Jon Satrom’s Prepared Desktop leverages the digital defaults and mundane functions of the computer. Scripts, presets, and glitches collide as he tickles the edges of his OS. Though Satrom has been performing iterations and variations on his Prepared Desktop, this is the world premiere of 4HRSMN.
Jon Satrom — Amazon, Apple, Facebook, Google
Boombayé aka Ali Santana delivers the heat with hard knocking beats and synchronized projections in his debut solo performance. The Brooklyn native rhythmically collages original images and found footage with glitchy loops and abstract Hip Hop instrumentals to create a gritty and compelling experience that he dubs Boom Bap Cinema. Mustapha Abdul-Rahiim and Leo Gibbs, Santana’s partners in the BKLYN!ZULU project, will also perform.
Ali Santana — Computer, Sampler, Visuals, FX
Leo Gibbs — Vocals, FX
Mustapha Ar — FX, Samples
SAYWHEN ( feat. BKLYN!ZULU)
Jon Satrom is a kludge artist, a glitch aficionado, and a creative problem creator who problematizes technological structures, interfaces, and conventions. Satrom performs realtime audio/video noise and new-media (often w/ XTAL FSCK, I ♥ PRESETS, and Magic Missile), develops artware (in partnership w/ Pox), and brings folks together in meatspace by co-programming critical, educational, and experimental situations w/ dirty new-media && glitch comrades (including D.R.E.A.M., Netizen, GLI.TC/H, and r4wb1t5!). He has performed, workshopped, and lectured world-wide (STEIM, Amsterdam; musicacoustica, Beijing; transmediale, Berlin; The Museum of Contemporary Art, Chicago; Centro Multimedia, Mexico City; Ende Tymes, New York City; SXSW Interactive, Austin). His works have been experienced and featured within white-cubes, (65GRAND, Chicago; Boulder Museum of Contemporary Art, Boulder; MU Eindhoven; Parsons, Paris; Seoul Museum of Art, Seoul; and SUDLAB, Naples), glowing-rectangles (Chicago Underground Film Festival, Chicago, Ann Arbor Film Festival, Ann Arbor, CROSSROADS Film Festival; San Francisco) and dead-trees (GLI.TC/HREADE[R0R]; Handmade Electronic Music: The Art of Hardware Hacking; Interface Cultures: Artistic Aspects of Interaction; Mobile Digital Art: Using iPads and iPhones as Creative Tools; and The Art and Science of Interface and Interaction Design).
“Jon Satrom is incredibly bad at using his laptop.

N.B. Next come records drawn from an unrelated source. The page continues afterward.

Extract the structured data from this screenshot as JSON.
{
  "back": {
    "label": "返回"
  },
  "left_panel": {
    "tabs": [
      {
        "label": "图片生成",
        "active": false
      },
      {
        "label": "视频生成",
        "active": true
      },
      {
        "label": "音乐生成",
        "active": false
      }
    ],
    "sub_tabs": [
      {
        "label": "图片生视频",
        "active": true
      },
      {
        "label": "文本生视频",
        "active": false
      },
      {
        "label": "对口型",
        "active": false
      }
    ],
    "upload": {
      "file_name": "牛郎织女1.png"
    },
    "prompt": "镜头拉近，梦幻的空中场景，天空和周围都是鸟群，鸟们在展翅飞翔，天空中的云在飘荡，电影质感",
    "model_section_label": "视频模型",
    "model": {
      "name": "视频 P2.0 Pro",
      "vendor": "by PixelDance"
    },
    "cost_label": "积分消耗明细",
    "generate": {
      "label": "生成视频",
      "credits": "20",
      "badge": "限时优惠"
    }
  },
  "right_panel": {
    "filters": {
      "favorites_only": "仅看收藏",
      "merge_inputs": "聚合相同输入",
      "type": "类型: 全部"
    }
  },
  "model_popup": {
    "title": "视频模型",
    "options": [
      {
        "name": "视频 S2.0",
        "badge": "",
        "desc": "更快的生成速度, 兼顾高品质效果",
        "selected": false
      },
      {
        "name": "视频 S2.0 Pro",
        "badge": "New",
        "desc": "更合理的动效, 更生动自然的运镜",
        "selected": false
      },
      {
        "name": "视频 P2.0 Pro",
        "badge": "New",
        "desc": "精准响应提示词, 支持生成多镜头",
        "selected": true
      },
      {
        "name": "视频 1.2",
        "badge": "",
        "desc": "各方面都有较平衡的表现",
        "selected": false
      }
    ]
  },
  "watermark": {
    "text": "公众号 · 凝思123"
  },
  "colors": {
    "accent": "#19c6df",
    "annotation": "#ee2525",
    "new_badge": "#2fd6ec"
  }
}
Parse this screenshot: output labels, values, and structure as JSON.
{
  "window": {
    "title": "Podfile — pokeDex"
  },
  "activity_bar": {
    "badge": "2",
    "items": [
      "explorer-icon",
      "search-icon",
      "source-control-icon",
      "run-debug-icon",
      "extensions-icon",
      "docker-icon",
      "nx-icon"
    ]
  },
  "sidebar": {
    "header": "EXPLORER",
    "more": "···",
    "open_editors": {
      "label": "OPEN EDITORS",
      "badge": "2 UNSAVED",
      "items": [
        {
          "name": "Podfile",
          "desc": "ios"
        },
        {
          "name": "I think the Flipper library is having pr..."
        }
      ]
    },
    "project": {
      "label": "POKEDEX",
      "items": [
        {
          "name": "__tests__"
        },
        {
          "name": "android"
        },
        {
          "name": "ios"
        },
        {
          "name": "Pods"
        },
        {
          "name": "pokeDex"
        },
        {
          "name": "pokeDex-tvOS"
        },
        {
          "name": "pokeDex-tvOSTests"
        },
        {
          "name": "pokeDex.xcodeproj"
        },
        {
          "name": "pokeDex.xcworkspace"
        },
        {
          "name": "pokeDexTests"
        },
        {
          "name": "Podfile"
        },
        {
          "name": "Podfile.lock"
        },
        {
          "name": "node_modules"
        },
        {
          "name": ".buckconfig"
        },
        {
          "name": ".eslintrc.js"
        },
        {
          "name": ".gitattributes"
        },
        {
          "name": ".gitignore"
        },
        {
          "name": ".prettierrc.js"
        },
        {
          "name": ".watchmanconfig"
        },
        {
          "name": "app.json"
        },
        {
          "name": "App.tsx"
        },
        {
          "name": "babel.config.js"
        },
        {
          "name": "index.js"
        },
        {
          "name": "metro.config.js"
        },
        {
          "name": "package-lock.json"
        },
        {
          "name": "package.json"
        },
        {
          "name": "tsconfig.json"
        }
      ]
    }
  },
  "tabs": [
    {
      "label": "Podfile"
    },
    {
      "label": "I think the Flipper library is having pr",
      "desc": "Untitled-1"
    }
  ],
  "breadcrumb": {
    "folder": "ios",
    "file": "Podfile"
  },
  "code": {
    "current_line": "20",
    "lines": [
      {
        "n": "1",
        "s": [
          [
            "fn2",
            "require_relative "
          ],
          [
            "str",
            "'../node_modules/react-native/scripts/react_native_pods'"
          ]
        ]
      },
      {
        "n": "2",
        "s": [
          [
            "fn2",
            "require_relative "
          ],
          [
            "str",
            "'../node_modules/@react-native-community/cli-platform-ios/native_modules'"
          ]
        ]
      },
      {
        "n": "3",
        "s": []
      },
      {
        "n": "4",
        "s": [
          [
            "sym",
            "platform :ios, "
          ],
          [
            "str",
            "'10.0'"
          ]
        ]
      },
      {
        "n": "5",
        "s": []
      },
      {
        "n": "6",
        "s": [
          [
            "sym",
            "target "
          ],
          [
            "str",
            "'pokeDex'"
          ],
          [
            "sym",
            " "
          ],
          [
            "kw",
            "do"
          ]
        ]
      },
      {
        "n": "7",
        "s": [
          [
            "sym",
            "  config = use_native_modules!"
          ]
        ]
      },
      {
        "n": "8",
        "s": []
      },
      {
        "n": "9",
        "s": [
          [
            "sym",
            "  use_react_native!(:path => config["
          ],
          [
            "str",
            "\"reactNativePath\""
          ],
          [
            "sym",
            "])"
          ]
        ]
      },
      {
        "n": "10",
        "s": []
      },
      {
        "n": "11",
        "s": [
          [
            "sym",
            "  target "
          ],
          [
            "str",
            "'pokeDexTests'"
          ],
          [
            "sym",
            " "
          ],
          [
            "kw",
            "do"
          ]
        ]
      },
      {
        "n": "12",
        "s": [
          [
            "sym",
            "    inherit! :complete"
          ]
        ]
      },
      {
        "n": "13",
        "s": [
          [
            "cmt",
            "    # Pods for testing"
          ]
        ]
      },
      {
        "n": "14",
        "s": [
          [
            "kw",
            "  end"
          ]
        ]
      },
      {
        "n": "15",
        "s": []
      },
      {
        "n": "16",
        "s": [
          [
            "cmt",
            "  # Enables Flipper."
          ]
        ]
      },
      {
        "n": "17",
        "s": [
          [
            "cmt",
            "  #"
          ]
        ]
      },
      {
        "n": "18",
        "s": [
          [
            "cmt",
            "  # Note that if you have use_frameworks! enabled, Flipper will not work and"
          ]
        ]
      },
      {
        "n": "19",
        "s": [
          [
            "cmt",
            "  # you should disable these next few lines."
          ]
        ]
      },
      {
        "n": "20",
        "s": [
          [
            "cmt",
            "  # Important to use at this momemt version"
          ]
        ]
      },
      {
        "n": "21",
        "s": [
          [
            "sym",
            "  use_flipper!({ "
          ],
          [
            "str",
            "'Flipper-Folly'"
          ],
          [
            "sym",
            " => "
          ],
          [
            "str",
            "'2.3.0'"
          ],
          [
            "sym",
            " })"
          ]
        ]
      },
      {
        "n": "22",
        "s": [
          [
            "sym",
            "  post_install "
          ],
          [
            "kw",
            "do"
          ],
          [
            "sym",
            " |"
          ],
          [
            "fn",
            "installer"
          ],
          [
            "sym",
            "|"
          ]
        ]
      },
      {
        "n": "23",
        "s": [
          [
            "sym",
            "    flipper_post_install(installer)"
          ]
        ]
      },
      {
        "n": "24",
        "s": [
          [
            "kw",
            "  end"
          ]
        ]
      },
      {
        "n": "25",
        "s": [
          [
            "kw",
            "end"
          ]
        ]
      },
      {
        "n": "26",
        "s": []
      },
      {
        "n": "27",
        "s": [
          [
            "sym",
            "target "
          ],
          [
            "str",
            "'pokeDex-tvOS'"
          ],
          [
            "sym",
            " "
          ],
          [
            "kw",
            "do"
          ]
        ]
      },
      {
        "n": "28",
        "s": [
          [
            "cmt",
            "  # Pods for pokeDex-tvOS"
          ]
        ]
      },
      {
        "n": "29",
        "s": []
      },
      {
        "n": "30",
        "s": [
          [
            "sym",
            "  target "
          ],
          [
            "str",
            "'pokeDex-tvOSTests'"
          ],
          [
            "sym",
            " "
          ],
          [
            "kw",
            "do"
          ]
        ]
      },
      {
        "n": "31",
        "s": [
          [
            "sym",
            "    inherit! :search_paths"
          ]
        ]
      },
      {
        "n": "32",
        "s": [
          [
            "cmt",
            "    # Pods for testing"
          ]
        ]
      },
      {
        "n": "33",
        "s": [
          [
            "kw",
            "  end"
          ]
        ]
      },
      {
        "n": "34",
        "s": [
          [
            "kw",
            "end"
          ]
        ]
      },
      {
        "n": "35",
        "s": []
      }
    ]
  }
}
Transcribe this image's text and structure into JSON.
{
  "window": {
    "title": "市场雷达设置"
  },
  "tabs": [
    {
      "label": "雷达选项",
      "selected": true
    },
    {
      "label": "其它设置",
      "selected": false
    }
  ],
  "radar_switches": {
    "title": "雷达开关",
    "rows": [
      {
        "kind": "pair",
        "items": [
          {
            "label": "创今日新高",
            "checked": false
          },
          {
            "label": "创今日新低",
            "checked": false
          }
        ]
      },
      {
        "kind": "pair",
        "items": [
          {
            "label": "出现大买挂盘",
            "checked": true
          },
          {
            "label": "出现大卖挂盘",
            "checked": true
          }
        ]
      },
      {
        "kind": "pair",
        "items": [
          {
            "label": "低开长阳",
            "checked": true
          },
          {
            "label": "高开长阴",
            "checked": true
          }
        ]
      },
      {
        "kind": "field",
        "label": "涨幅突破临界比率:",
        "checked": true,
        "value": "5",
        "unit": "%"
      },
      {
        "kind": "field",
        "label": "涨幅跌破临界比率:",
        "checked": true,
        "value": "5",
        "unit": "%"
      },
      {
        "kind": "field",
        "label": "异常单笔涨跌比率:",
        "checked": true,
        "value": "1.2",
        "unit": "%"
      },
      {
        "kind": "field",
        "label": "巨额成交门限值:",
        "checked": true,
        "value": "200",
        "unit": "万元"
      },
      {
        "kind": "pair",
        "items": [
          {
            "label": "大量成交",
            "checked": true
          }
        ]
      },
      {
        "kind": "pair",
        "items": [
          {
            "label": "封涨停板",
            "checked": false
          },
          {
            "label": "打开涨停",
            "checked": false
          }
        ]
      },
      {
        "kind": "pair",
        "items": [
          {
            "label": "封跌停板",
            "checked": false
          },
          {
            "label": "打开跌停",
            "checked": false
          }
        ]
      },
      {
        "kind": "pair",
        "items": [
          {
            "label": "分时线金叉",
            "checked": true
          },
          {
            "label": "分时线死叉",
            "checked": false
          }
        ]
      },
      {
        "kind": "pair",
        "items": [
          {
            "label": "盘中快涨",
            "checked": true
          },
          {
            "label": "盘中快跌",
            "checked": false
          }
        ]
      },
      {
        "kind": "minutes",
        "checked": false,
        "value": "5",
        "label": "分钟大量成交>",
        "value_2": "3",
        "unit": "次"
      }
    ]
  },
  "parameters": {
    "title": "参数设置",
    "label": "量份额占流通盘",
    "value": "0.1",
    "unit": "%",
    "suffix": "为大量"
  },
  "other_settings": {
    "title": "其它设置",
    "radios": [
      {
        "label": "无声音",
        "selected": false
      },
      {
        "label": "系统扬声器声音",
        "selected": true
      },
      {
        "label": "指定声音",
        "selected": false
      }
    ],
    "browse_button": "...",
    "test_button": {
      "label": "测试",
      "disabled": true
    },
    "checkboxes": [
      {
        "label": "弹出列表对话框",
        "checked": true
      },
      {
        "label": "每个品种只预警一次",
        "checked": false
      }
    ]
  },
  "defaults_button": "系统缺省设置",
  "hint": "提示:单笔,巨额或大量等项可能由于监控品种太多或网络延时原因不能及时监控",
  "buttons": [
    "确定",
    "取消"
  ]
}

Jon Satrom doesn’t need to know how to use the fucking Adobe Creative Suite. Jon Satrom makes us slightly ashamed at how little we do with the ridiculous amount of power that we have. Jon Satrom sometimes smiles as he invokes the demon other from the Operating system.”
“It was very fast, very witty and very funny but it was also everything you hope will never start happening to your own computer. I felt like the performance was slapping me in the face with my worst ‘user experiences’ nightmares.” —Regine Debatty (We Make Money Not Art)
Satrom’s art is a subtle critique and parody of the day-to-day struggle the user experiences when trying to make their computer work for them. The Sisyphean comic-tragedy of attempts at working to control technology can lead to a realization that in the end, it’s all futile because a new function, software variation or re-design will be created to confuse, commoditize, and add complexity to the process of getting simple tasks done. —Alessandro Imperato, PhD. (NMC Media-N)
Ali Santana is a multi-media artist and filmmaker based in Brooklyn, NYC. He creates moving images and audio compositions that explore rhythm, identity, community, nature, abstraction, and displacement. Ali works as a director, editor, and motion designer and has collaborated with organizations including MTV, HBO, and the Museum of Modern Art. He is a member of the media performance collective BKLYN!ZULU.
BKLYN!ZULU is a Brooklyn based performing arts collective specializing in audio/video installations, concert visuals, experimental films and other large scale multi-sensory experiences.
Presented as part of Mixology Festival 2019: Signaling – artists whose work in sound and media contains embedded truths, both heartening and startling. Active for over 25 years, Roulette’s Mixology Festival celebrates new and unusual uses of technology in music and the media arts. Primarily a snapshot of current activity, the festival strives to reflect both the history and trends of innovation that impact the Zeitgeist. Curated by David Weinstein.
If there is still one hellish, truly accursed thing in our time, it is our artistic dallying with forms, instead of being like victims burnt at the stake, signaling through the flames. — Antonin Artaud
Deep has to do with complexities, boundaries or edges beyond ordinary or habitual understanding. A deep thinker defies stereotypical knowing and it may take either a long time or never to understand her. —Pauline Oliveros